You'd have plenty of time for your daily morning routine, and once you get to your car, the engine would've been warmed up thoroughly in the below-freezing temperatures. That’s the beauty of the remote start. These are becoming more and more common now. There used to be a time when these things were considered fancy, but now, things are changing for the better. If you were curious, the remote-start concept originated in Canada in 1985—that’s how old the technology is.
The Dubai police force knows how to entertain the public. They have a whole army of cars that can keep prompting the tourists to take selfies with the cops and their cars alike. You might wonder why they do it, and the answer is simple: to increase the feeling of friendliness in tourists as they visit Dubai. Let’s face it—the Middle East isn't exactly known for democracy. There are still Sultans in various countries, and women aren't treated impartially. I suppose it would be a good guess to say they’re trying to manage their “impression” with these police car shows. They don’t want you thinking the police is trying to suppress the masses. Amongst the likes of Bugatti, Aston Martin, and Audi, they have the Camaro also. While this picture isn’t of the new Camaro, it still is from a recent year.
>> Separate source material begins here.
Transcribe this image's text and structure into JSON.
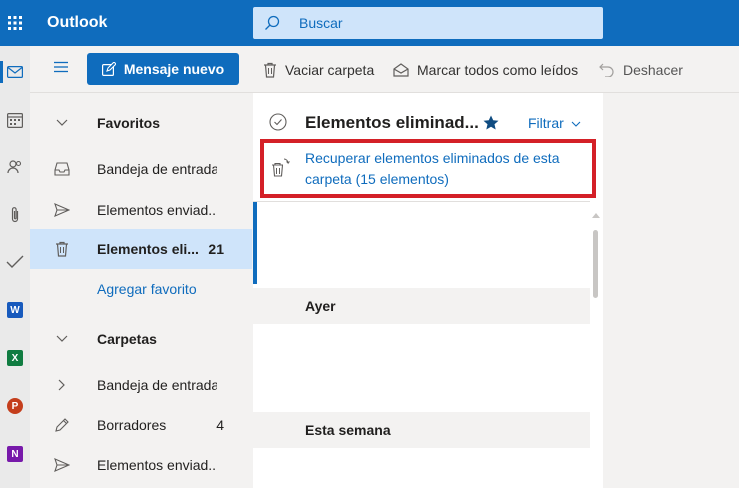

It would be unreasonable to expect only the SS to be in Camaro’s trim level. There are bound to be more options, some less powerful and some more so.
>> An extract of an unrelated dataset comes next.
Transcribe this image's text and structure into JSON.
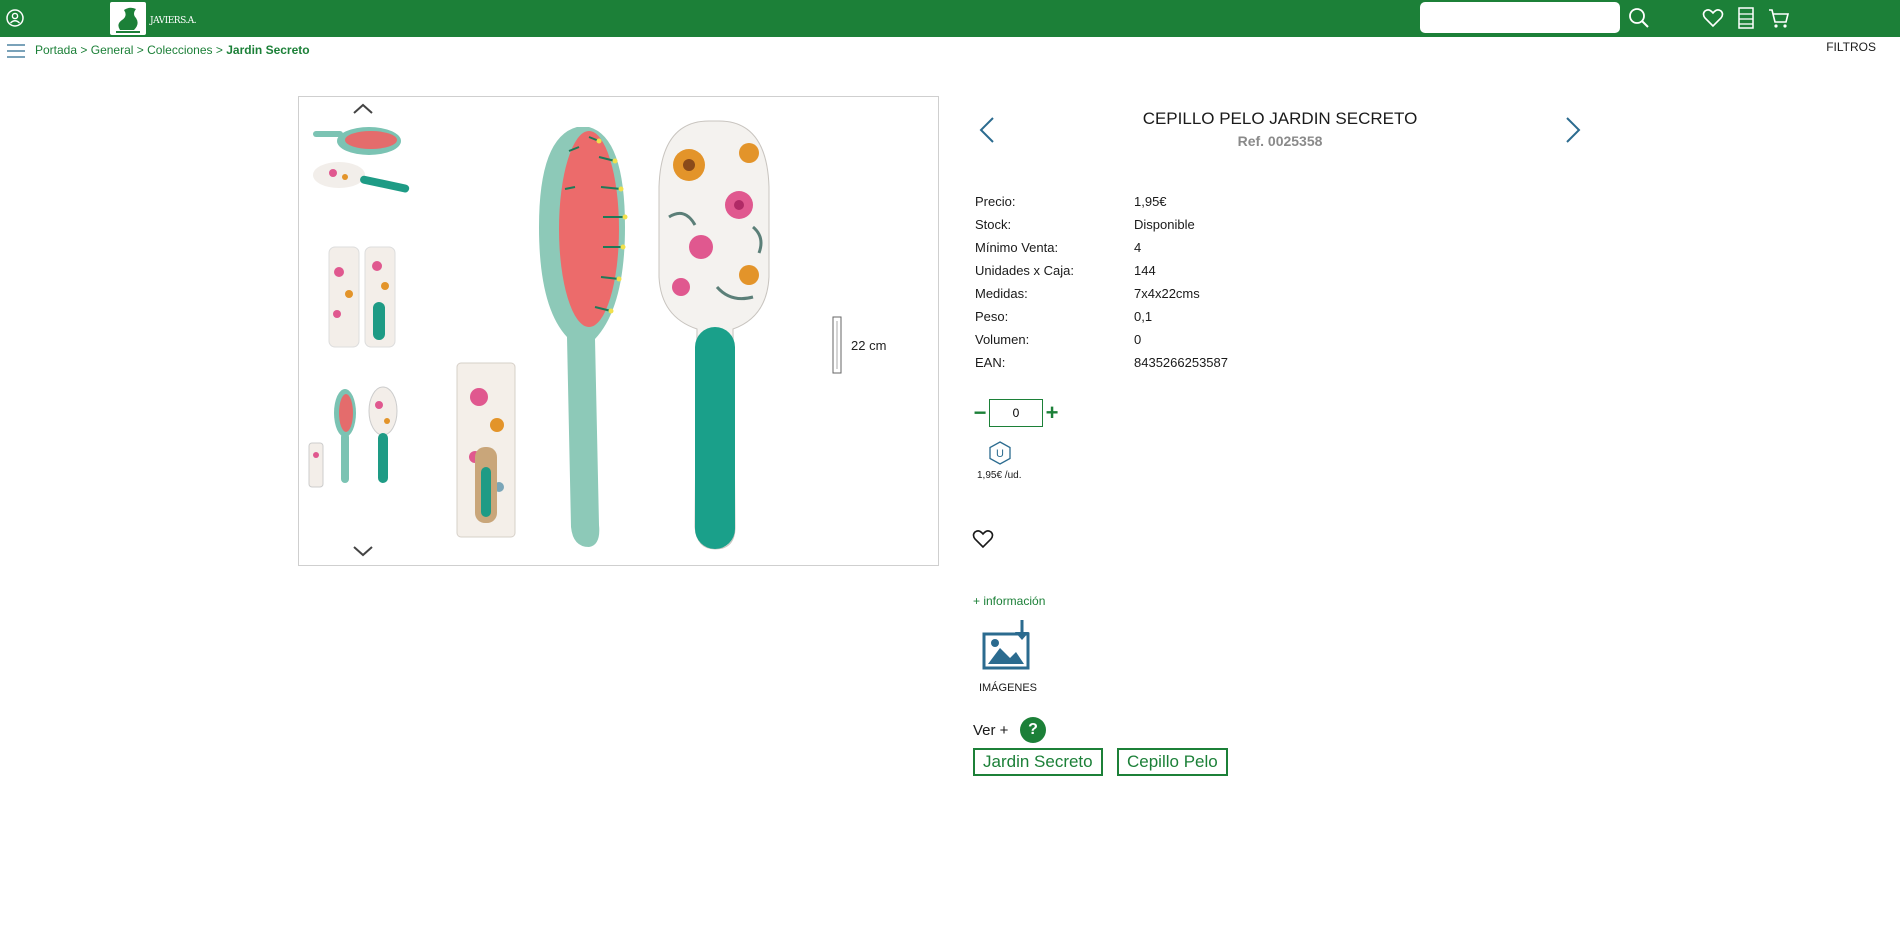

There are several trim options—1LS, 1LT, and ZL1, for instance—in addition to the SS, which itself comes as 1SS or 2SS.
There are some special-edition options also, including the good-looking Redline Edition. The ZL trim is immensely powerful. It’s equipped with a 6.2-liter V8 that produces a whopping 650 HP and 650 lb-ft of torque. And you can get even more power than that through the supercharged version of the ZL trim. No matter how you slice it, you’re being inundated with an astronomical amount of power. I sure hope you know how to wield that.
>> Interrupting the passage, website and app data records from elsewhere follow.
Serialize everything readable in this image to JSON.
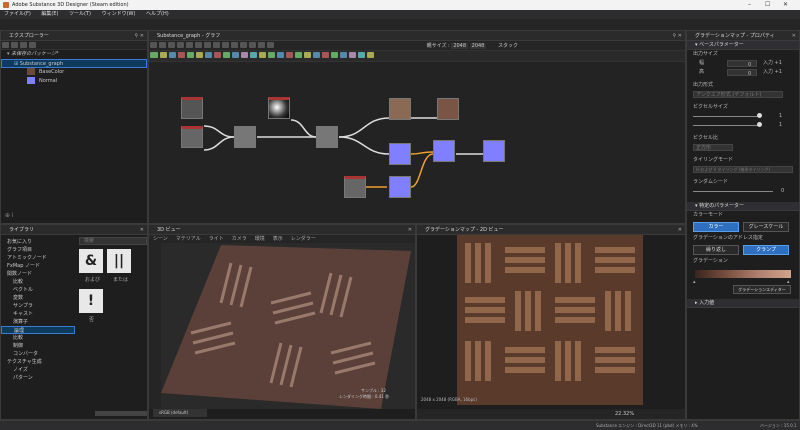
{
  "window": {
    "title": "Adobe Substance 3D Designer (Steam edition)"
  },
  "menu": [
    "ファイル(F)",
    "編集(E)",
    "ツール(T)",
    "ウィンドウ(W)",
    "ヘルプ(H)"
  ],
  "explorer": {
    "title": "エクスプローラー",
    "package": "未保存のパッケージ*",
    "graph": "Substance_graph",
    "outputs": [
      {
        "label": "BaseColor",
        "color": "#6b4a3a"
      },
      {
        "label": "Normal",
        "color": "#8080ff"
      }
    ]
  },
  "graph": {
    "title": "Substance_graph - グラフ",
    "size_label": "親サイズ :",
    "size1": "2048",
    "size2": "2048",
    "stack_label": "スタック"
  },
  "library": {
    "title": "ライブラリ",
    "search_placeholder": "検索",
    "items": [
      "お気に入り",
      "グラフ項目",
      "アトミックノード",
      "FxMap ノード",
      "関数ノード",
      "比較",
      "ベクトル",
      "変数",
      "サンプラ",
      "キャスト",
      "演算子",
      "論理",
      "比較",
      "制御",
      "コンバータ",
      "テクスチャ生成",
      "ノイズ",
      "パターン"
    ],
    "selected_index": 10,
    "tiles": [
      {
        "glyph": "&",
        "label": "および"
      },
      {
        "glyph": "||",
        "label": "または"
      },
      {
        "glyph": "!",
        "label": "否"
      }
    ]
  },
  "view3d": {
    "title": "3D ビュー",
    "menu": [
      "シーン",
      "マテリアル",
      "ライト",
      "カメラ",
      "環境",
      "表示",
      "レンダラー"
    ],
    "stats1": "サンプル : 32",
    "stats2": "レンダリング時間 : 0.41 秒",
    "colorspace": "sRGB (default)"
  },
  "view2d": {
    "title": "グラデーションマップ - 2D ビュー",
    "info": "2048 x 2048 (RGBA, 16bpc)",
    "zoom": "22.32%"
  },
  "props": {
    "title": "グラデーションマップ - プロパティ",
    "base_section": "ベースパラメーター",
    "output_size": "出力サイズ",
    "width_label": "幅",
    "height_label": "高",
    "width_val": "0",
    "height_val": "0",
    "rel_w": "入力 +1",
    "rel_h": "入力 +1",
    "output_format": "出力形式",
    "output_format_val": "アンクエフ形式 (デフォルト)",
    "pixel_size": "ピクセルサイズ",
    "px_w": "1",
    "px_h": "1",
    "pixel_ratio": "ピクセル比",
    "pixel_ratio_val": "正方形",
    "tiling": "タイリングモード",
    "tiling_val": "H および V タイリング (継承タイリング)",
    "seed": "ランダムシード",
    "seed_val": "0",
    "specific_section": "特定のパラメーター",
    "color_mode": "カラーモード",
    "btn_color": "カラー",
    "btn_gray": "グレースケール",
    "addressing": "グラデーションのアドレス指定",
    "btn_repeat": "繰り返し",
    "btn_clamp": "クランプ",
    "gradient": "グラデーション",
    "gradient_editor": "グラデーションエディター",
    "input_section": "入力値"
  },
  "status": {
    "engine": "Substance エンジン : Direct3D 11 (pbd) メモリ : 4%",
    "version": "バージョン : 15.0.1"
  }
}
On a similar note, the US police force has this beautiful car, too. Not every department of every state has the car, though; only a select few officers have it. The Camaro SS is beautifully daunting. I don’t mean to contradict myself by saying that, but you can clearly see that it's a beautiful Camaro in black. But as soon as the police lights come on, it becomes daunting. The cyan lights and the black exterior of the car look novel—and while you might've experienced something similar color-wise in a Ford—the beautiful, widebody of the Camaro is probably a new sight. The one pictured here is a 2017 model. While the department probably won’t use it for traffic stops or pursuit duties, the lights flashing from afar are bound to activate the neurons of your amygdala (read: frighten you).
All said and done, I think the Camaro is just one eye-catching car. I mean, the full width and the full length give it a shape that's one of a kind
If I were to compare it to its rivals— or more like rival Ford Mustang—I’d have to give the Camaro a 5+ (out of 5) on looks and even overall.
It’s not easy to say that, but it’s easy to say the newly designed Camaro—the low-slung, low-riding Camaro—has won the hearts of millions of people. Ford Mustang doesn’t have that kind of appeal emanating from its exterior. The grille, which seems like it’s partitioned by the metal body, in the new one gives a look that screams, “I will pound that car in front of me!” Personifications aside, the car simply looks fabulous.